Apples Contain a Unique Fiber That Feeds the Probiotics in Your Gut
- Published on: 09 December, 2018
- Last update: 09 December, 2018
Did you know that apples contain one of the greatest types of fiber known to man? This fiber is formally known as a substance called pectin, which has the ability to bind not only heavy metals like mercury, but LDL cholesterol as well!
As apple pectin moves through your digestive tract, both the cholesterol and metals are safely removed from the body.
Pectin also acts as a highly valuable prebiotic fiber that selectively feeds the good bacteria in your gut, while actively fighting and reducing pathogenic bacteria.
For those with long-standing gut issues, there is no greater “superfood” than the common apple (see my post on applesauce for leaky gut here). Pectin’s last great feat is its ability to act as a highly accessible fuel that your gut cells can instantly use to heal and regenerate.

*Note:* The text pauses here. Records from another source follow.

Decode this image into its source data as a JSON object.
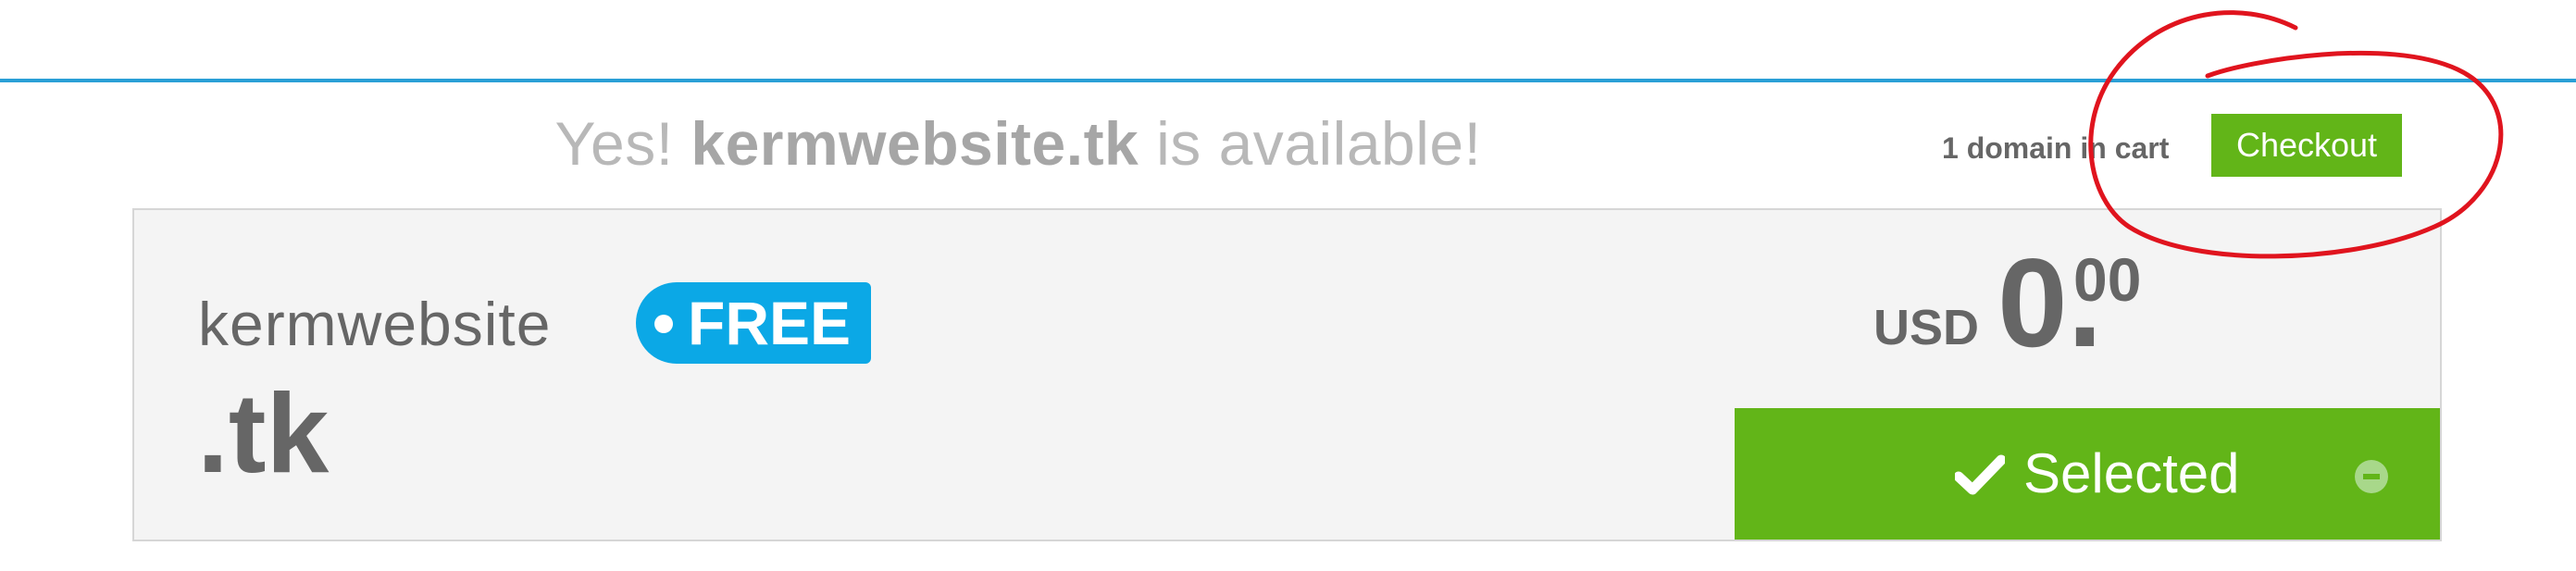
{
  "availability": {
    "prefix": "Yes! ",
    "domain": "kermwebsite.tk",
    "suffix": " is available!"
  },
  "cart": {
    "count_text": "1 domain in cart",
    "checkout_label": "Checkout"
  },
  "result": {
    "sld": "kermwebsite",
    "badge": "FREE",
    "tld": ".tk",
    "currency": "USD",
    "price_whole": "0.",
    "price_cents": "00",
    "selected_label": "Selected"
  },
  "colors": {
    "accent_blue": "#2a9fd6",
    "badge_blue": "#0ba8e6",
    "green": "#62b518",
    "annotation_red": "#e0141e"
  },
  "icons": {
    "selected": "check-icon",
    "remove": "minus-circle-icon",
    "badge": "dot-icon"
  }
}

As apples are stewed during the process of making applesauce, the skin begins to shimmer, signaling that pectin has been released from the inside of the apple and is now available on the surface.
As your ‘good bugs’ eat up apple pectin, they produce SCFAs (short chain fatty acids) that benefit the lining of your colon. These SCFAs acids also promote epithelial growth of the cells in the intestines, leading to repair and regeneration of the gut.
Lastly, apples are an excellent remedy for constipation, as the pectin supports digestive transit by swelling in the digestive tract, increasing the bulk of your stool and making it softer/easier to pass. They are one of my favorite foods on the planet (and were well-loved by my grandmother as well).